[Excerpts from an interface dataset]
══════

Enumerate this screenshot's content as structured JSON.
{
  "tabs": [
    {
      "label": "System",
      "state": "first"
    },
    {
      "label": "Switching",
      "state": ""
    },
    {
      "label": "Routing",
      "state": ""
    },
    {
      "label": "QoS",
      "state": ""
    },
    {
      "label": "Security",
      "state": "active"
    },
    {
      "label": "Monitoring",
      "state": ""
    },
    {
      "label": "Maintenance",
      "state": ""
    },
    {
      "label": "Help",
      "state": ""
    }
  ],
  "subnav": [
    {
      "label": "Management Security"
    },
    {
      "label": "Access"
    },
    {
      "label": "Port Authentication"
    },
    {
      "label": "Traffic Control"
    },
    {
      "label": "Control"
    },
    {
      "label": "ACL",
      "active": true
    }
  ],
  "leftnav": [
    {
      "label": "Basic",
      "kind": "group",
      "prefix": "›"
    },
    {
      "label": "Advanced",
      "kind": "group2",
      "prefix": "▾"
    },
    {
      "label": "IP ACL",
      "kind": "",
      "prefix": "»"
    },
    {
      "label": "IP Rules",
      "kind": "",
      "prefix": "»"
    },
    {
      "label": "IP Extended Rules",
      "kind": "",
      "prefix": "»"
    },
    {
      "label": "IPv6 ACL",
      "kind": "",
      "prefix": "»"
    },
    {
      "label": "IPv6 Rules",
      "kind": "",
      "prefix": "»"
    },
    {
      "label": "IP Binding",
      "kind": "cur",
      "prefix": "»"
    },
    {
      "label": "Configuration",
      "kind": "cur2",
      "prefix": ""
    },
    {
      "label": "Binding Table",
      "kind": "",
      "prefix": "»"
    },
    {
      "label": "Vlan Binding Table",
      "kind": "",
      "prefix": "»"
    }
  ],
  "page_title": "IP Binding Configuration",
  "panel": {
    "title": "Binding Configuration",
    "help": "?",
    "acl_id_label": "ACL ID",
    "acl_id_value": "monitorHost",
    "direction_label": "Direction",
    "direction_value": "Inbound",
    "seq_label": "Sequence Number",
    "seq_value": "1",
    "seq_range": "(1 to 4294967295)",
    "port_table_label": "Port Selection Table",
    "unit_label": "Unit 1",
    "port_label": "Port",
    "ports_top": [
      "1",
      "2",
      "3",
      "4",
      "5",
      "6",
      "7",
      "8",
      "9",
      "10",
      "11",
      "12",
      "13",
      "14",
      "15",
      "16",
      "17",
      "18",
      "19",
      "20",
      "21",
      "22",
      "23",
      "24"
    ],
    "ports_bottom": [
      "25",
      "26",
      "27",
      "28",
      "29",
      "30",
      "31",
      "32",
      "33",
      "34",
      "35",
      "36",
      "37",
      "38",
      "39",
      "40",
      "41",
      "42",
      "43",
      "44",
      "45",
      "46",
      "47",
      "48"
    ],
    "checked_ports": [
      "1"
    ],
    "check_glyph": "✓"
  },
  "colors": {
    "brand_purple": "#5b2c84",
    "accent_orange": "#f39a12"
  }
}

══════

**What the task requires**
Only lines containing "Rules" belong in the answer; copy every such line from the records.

**Answer to this problem**
      "label": "IP Rules",
      "label": "IP Extended Rules",
      "label": "IPv6 Rules",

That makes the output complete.